Who do you not like? Seriously. Or let me phrase the question differently: Who do you not respect? Who can’t you stand being around? Who don’t you think is as good as you? Who has less to offer?
We all have those sorts of people in our lives — in varying degrees of course. It may be because of a simple clash of personalities or because of a person’s actions toward us. It may be because of a person’s affiliations or friends or vices or lifestyle. Or it might be because of a person’s race, economic class, religion or ethnicity or sexual orientation. Some people we really just want nothing to do with.
But pause to reflect on last week’s reading in sacred scripture: “My sheep hear my voice; ... No one can take them out of my hand.”
In the ancient world, you tended not to like anyone not within your tribe. It was pretty much the attitude of just about everybody. Anyone who wasn’t in your group or tribe or religion was seen with quite a bit of suspicion.
Others were sort of looked down upon, as being “less” or “inferior” or in some cases “evil.” The world was a rough and dangerous place, and knowing who was “in” and who was “out” was often a matter of survival.
But the gospel according to John tells us that our God is totally inclusive. This is not an accident. The God of Abraham and Isaac and Jacob, the God of Moses and David and Solomon, is the God of all. He wasn’t one God among many. He created all. He cares for all. And he loves all —- no exceptions.
We deceive ourselves if we think that God is alive and at work in only a few — if we think that God’s true “sheep” are the people who are like us — people who think like us, act like us, vote like us, worship like us, and maybe even look like us.
The truth is that God’s grace is being offered everywhere, to everyone, from every corner of the earth and in every life situation and experience. And many who might not explicitly embrace and articulate exactly what we believe or think are doing God’s work as well or better than many of us, we who profess to love the Lord and strive to serve him.
It’s safe to say that all people of goodwill who strive to be kind and loving and generous and compassionate and forgiving are, in a very real sense, listening to God’s voice whether they know it or not.
Every person has something to offer. Everyone has God-given dignity that can never be forfeited. Every single person is capable of great good and great sin. Everyone is absolutely precious in God’s eyes. Not just a few. Not just people who say the right thing. Not just certain groups or certain faiths or people who profess certain ideologies or belief-systems.
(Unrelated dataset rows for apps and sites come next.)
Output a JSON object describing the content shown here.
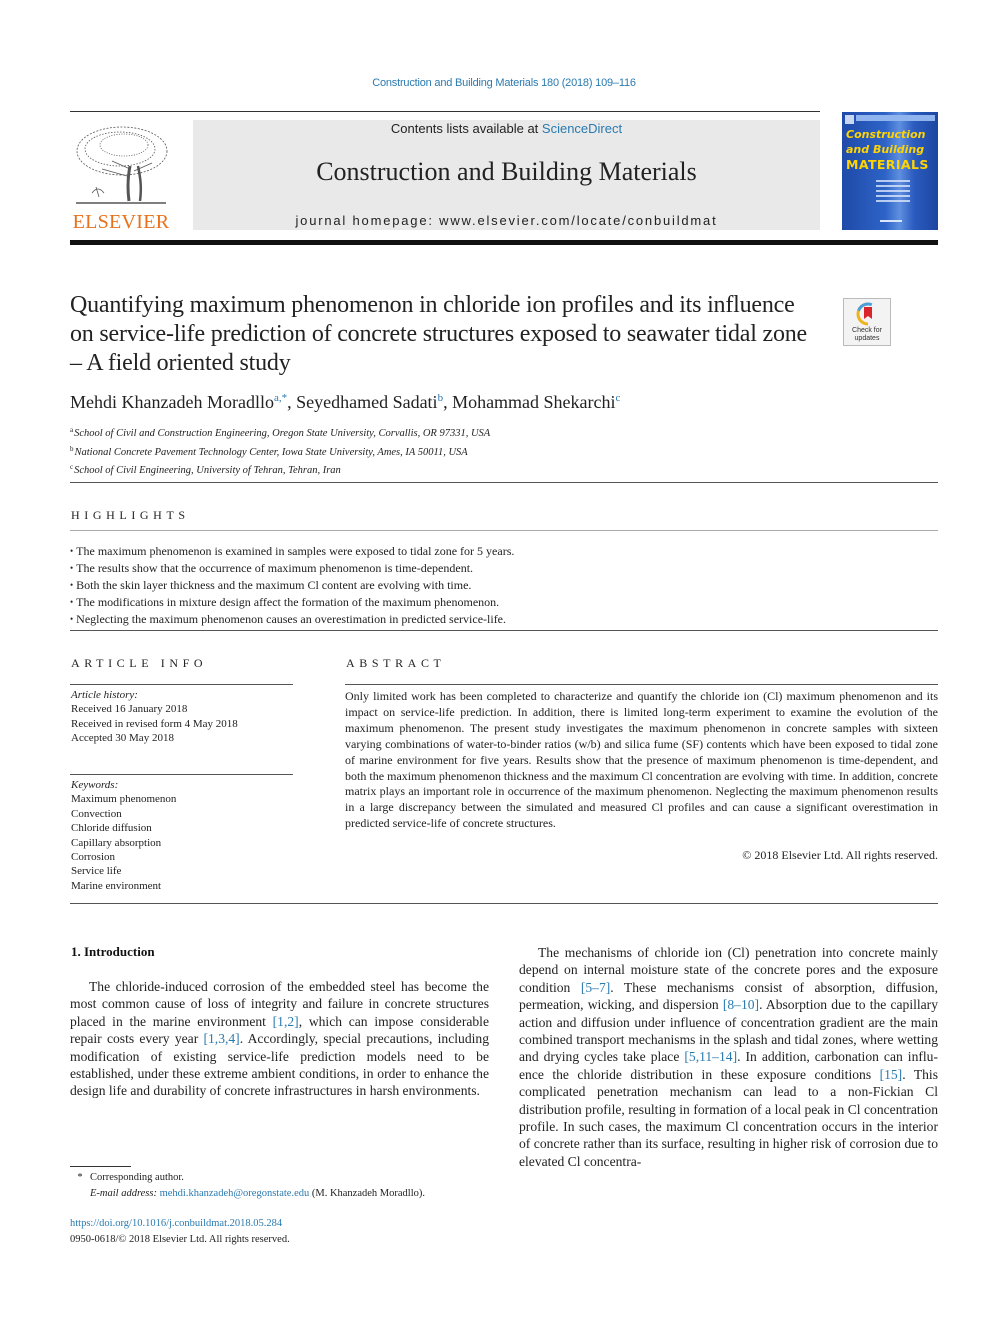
{
  "header": {
    "citation": "Construction and Building Materials 180 (2018) 109–116",
    "contents_prefix": "Contents lists available at ",
    "contents_link": "ScienceDirect",
    "journal_name": "Construction and Building Materials",
    "homepage": "journal homepage: www.elsevier.com/locate/conbuildmat",
    "publisher_logo": "ELSEVIER",
    "cover": {
      "line1": "Construction",
      "line2": "and Building",
      "line3": "MATERIALS"
    },
    "colors": {
      "link": "#2a7ab0",
      "elsevier_orange": "#e9711c",
      "cover_blue": "#2d63c7",
      "cover_yellow": "#ffd400"
    }
  },
  "article": {
    "title": "Quantifying maximum phenomenon in chloride ion profiles and its influence on service-life prediction of concrete structures exposed to seawater tidal zone – A field oriented study",
    "check_updates_label_1": "Check for",
    "check_updates_label_2": "updates",
    "authors": [
      {
        "name": "Mehdi Khanzadeh Moradllo",
        "sup": "a,*"
      },
      {
        "name": "Seyedhamed Sadati",
        "sup": "b"
      },
      {
        "name": "Mohammad Shekarchi",
        "sup": "c"
      }
    ],
    "author_separator": ", ",
    "affiliations": [
      {
        "sup": "a",
        "text": "School of Civil and Construction Engineering, Oregon State University, Corvallis, OR 97331, USA"
      },
      {
        "sup": "b",
        "text": "National Concrete Pavement Technology Center, Iowa State University, Ames, IA 50011, USA"
      },
      {
        "sup": "c",
        "text": "School of Civil Engineering, University of Tehran, Tehran, Iran"
      }
    ]
  },
  "highlights": {
    "heading": "HIGHLIGHTS",
    "items": [
      "The maximum phenomenon is examined in samples were exposed to tidal zone for 5 years.",
      "The results show that the occurrence of maximum phenomenon is time-dependent.",
      "Both the skin layer thickness and the maximum Cl content are evolving with time.",
      "The modifications in mixture design affect the formation of the maximum phenomenon.",
      "Neglecting the maximum phenomenon causes an overestimation in predicted service-life."
    ]
  },
  "article_info": {
    "heading": "ARTICLE INFO",
    "history_label": "Article history:",
    "history": [
      "Received 16 January 2018",
      "Received in revised form 4 May 2018",
      "Accepted 30 May 2018"
    ],
    "keywords_label": "Keywords:",
    "keywords": [
      "Maximum phenomenon",
      "Convection",
      "Chloride diffusion",
      "Capillary absorption",
      "Corrosion",
      "Service life",
      "Marine environment"
    ]
  },
  "abstract": {
    "heading": "ABSTRACT",
    "text": "Only limited work has been completed to characterize and quantify the chloride ion (Cl) maximum phe­nomenon and its impact on service-life prediction. In addition, there is limited long-term experiment to examine the evolution of the maximum phenomenon. The present study investigates the maximum phe­nomenon in concrete samples with sixteen varying combinations of water-to-binder ratios (w/b) and sil­ica fume (SF) contents which have been exposed to tidal zone of marine environment for five years. Results show that the presence of maximum phenomenon is time-dependent, and both the maximum phenomenon thickness and the maximum Cl concentration are evolving with time. In addition, concrete matrix plays an important role in occurrence of the maximum phenomenon. Neglecting the maximum phenomenon results in a large discrepancy between the simulated and measured Cl profiles and can cause a significant overestimation in predicted service-life of concrete structures.",
    "copyright": "© 2018 Elsevier Ltd. All rights reserved."
  },
  "body": {
    "section_heading": "1. Introduction",
    "left_paragraph": {
      "t1": "The chloride-induced corrosion of the embedded steel has become the most common cause of loss of integrity and failure in concrete structures placed in the marine environment ",
      "r1": "[1,2]",
      "t2": ", which can impose considerable repair costs every year ",
      "r2": "[1,3,4]",
      "t3": ". Accordingly, special precautions, including modification of existing service-life prediction models need to be established, under these extreme ambient conditions, in order to enhance the design life and durability of concrete infrastructures in harsh environments."
    },
    "right_paragraph": {
      "t1": "The mechanisms of chloride ion (Cl) penetration into concrete mainly depend on internal moisture state of the concrete pores and the exposure condition ",
      "r1": "[5–7]",
      "t2": ". These mechanisms consist of absorption, diffusion, permeation, wicking, and dispersion ",
      "r2": "[8–10]",
      "t3": ". Absorption due to the capillary action and diffusion under influ­ence of concentration gradient are the main combined transport mechanisms in the splash and tidal zones, where wetting and dry­ing cycles take place ",
      "r3": "[5,11–14]",
      "t4": ". In addition, carbonation can influ­ence the chloride distribution in these exposure conditions ",
      "r4": "[15]",
      "t5": ". This complicated penetration mechanism can lead to a non-Fickian Cl distribution profile, resulting in formation of a local peak in Cl concentration profile. In such cases, the maximum Cl concen­tration occurs in the interior of concrete rather than its surface, resulting in higher risk of corrosion due to elevated Cl concentra-"
    }
  },
  "footer": {
    "star": "*",
    "corresponding": "Corresponding author.",
    "email_label": "E-mail address: ",
    "email": "mehdi.khanzadeh@oregonstate.edu",
    "email_suffix": " (M. Khanzadeh Moradllo).",
    "doi": "https://doi.org/10.1016/j.conbuildmat.2018.05.284",
    "issn": "0950-0618/© 2018 Elsevier Ltd. All rights reserved."
  }
}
God doesn’t expect us to “like” everyone. But who do we love? That’s the real question. And there is only one acceptable answer to that question.
Deacon Stuart Neslin is the parish administrator at St. Mary’s Catholic Church.